Before we ask the state legislature to overrule the voters and repeal the death penalty (“Get rid of it,” Letters to the Editor, Nov. 13), perhaps we should consider the effect that would have on plea bargains and long trials that never had to take place.
On Nov. 8, Jared Lee Loughner, who shot Gabrielle Giffords and murdered others, pled guilty in exchange for life imprisonment without the possibility of parole. Unabomber Ted Kaczynski was turned in by his brother and took the same deal without a trial. Hillside Strangler Kenneth Bianchi testified against his cousin and co-killer, Angelo Buono, Jr., and both murderers were permanently taken off the streets. Traitor-spies Aldrich Ames and Robert Hanssen also cooperated with the authorities to avoid the death penalty.
It is very common for prosecutors to offer something less than the death penalty when multiple killers are involved, and it would be a crime to take that option off the table.
Also consider that when murderers are sentenced to life imprisonment, what incentive is there for them to stop killing while in prison?
For the above stated reasons, this issue should not only be seen from the point of view of the convicted murderers, spies and their attorneys.

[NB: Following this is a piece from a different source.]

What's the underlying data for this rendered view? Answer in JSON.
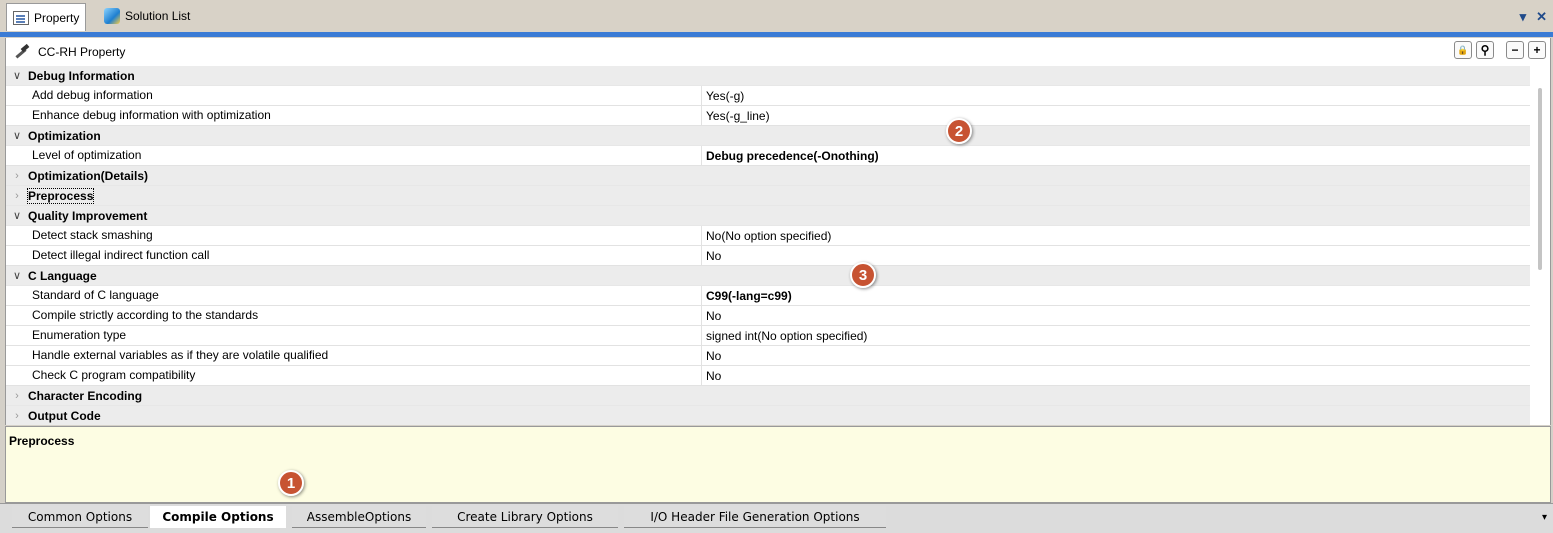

California voters correctly voted in favor of keeping the death penalty in California.
James L Jacobson